How committed to college are your new students?
Senior Director of Retention Solutions
August 19, 2011
In an ideal world, it would be nice to think that every entering first-year student wants to be in college.
However, the data at the top of this table shows at least some of these students wish they were doing something else. (These data are from our 2011 National Freshman Attitudes Report released earlier this year or were drawn from the same data set). Specifically, we see that between 11 and 17 percent of the students surveyed (the inverse of the 83 to 89 percent shown at top) are not convinced from the “get-go” that going to college is the most satisfying option for them. But what’s also interesting is that even though they might rather be doing something else, approximately 95 percent of first-year students indicate they are strongly dedicated to finishing college as they begin their college careers, no matter what obstacles get in their way (see bottom of table).
As it turns out, the first-year students who wish they were doing something else aren’t alone in holding that sentiment. National data also show that only 83 percent of continuing, second-year students agreed with the statement, “Of all the things I could do at this point in my life, going to college is definitely the most satisfying,” as reported earlier this year in our 2011 Pilot Study: The Attitudes of Second-Year College Students.
Are you seeing this on your campus, too? If so, how can you address the underlying attitudes of these students who are not convinced that college is their most satisfying choice, and prevent other students from adopting a similar view?
We suspect there are no “quick fixes” to respond to this concern, as the process of changing attitudes always takes time and some student attitudes are deeply embedded. Still, we’re confident that it is possible to make a difference here, especially because of students’ strong desire to finish college. But where do you start?
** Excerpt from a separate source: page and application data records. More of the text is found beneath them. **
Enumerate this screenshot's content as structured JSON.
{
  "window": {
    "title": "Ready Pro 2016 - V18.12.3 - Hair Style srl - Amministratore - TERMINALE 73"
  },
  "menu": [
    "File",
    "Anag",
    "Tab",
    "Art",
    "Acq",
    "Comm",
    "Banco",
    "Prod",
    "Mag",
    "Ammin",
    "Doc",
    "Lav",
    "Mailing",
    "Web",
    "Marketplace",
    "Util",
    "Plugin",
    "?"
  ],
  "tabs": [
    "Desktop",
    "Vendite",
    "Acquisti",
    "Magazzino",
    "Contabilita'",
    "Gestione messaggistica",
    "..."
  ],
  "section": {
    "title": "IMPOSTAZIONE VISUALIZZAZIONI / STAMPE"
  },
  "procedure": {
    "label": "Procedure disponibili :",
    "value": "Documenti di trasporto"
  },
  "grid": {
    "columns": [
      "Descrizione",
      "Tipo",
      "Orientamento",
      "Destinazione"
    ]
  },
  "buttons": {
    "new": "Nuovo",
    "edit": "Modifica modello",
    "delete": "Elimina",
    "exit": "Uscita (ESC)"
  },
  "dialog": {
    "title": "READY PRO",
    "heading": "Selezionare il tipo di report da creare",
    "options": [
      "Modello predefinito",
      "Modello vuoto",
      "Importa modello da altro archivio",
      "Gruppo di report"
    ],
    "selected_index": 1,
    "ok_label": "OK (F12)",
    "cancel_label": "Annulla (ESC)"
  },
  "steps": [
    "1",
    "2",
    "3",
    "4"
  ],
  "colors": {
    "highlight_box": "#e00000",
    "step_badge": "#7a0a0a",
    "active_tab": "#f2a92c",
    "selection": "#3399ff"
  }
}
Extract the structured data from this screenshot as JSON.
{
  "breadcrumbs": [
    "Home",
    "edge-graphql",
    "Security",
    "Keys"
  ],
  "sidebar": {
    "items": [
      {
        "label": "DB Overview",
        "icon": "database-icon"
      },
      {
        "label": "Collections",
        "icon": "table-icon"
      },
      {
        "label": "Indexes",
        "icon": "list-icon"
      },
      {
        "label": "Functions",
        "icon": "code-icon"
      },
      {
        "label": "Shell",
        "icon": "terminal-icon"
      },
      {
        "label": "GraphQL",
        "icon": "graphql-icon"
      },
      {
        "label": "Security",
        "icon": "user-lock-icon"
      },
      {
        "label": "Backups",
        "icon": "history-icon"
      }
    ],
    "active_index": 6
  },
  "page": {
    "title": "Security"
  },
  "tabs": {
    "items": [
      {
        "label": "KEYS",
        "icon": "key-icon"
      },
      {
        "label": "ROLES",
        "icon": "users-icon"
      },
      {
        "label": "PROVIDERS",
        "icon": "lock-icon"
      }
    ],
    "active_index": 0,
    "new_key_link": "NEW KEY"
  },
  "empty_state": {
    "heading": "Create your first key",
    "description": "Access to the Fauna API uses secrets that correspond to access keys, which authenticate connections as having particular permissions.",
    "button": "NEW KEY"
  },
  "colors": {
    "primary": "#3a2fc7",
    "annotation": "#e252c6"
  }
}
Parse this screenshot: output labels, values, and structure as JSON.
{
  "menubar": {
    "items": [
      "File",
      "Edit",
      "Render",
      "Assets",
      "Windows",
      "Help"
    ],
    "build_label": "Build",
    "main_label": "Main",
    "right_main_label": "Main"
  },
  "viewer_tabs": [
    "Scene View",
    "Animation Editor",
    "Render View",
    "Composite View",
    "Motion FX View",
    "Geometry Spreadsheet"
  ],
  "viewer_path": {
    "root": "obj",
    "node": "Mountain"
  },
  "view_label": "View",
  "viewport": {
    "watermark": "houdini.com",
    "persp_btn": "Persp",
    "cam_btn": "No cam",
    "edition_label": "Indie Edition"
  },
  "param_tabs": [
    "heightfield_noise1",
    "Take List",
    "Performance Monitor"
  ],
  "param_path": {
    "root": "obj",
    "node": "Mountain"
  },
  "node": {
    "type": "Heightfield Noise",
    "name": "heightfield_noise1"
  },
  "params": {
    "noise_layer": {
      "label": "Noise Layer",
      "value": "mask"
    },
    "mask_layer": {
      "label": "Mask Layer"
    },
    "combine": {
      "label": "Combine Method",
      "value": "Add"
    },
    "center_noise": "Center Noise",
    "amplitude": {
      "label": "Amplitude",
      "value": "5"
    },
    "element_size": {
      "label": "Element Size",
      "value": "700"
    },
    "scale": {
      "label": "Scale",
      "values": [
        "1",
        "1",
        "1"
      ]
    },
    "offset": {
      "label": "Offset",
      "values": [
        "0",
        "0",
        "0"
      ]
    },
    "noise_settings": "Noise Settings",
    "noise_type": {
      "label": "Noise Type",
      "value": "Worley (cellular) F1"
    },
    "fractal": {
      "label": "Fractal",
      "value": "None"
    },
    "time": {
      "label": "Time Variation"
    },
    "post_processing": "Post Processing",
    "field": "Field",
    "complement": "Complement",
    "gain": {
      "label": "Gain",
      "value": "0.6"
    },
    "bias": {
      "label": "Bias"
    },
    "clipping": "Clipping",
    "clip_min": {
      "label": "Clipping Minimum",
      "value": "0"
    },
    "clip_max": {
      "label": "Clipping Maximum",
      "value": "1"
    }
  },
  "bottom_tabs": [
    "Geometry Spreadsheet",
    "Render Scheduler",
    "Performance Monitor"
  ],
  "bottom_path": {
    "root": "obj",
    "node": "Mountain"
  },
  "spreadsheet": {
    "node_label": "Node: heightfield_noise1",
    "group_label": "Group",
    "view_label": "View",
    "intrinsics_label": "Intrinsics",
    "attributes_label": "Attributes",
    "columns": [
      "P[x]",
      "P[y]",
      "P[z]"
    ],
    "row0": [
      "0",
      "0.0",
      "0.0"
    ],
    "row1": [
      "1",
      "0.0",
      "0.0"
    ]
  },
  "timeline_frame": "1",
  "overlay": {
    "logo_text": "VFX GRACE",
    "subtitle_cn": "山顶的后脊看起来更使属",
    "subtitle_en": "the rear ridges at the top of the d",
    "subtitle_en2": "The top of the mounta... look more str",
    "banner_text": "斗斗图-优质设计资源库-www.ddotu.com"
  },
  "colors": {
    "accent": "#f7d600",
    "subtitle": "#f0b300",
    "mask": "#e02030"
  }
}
One suggestion is to gather more information from students to understand where they are coming from by conducting focus groups with specific subpopulations, such as male and female, first generation students, or intended major. Another suggestion would be to gather data on individual, incoming students by conducting a motivational assessment and then arranging one-on-one follow-up conversations with an advisor to talk specifically about the student’s commitment/desire to finish college vs. their career planning or career closure.
Depending on what you learn from your focus groups or assessments, you may want to consider developing initiatives that demonstrate the value of going to college, to shore up students’ commitment to their decision. For example, in addition to the advising conversations just mentioned, you may be able to strengthen students’ commitment to college and accompanying levels of effort by engaging students in group discussions about the relevancy of their academic studies to their career and personal goals, and by highlighting the success of recent alumni, student interns, and upper-level students (see a related post, The importance of communicating with your currently enrolled students). Of course, quality learning experiences in the classroom and positive interactions with others will also have an effect.
As students see and experience value, their attitudes should begin to change for the better.
Do you have more ideas for how to address this issue? Add your comments and questions below. Let’s begin a conversation.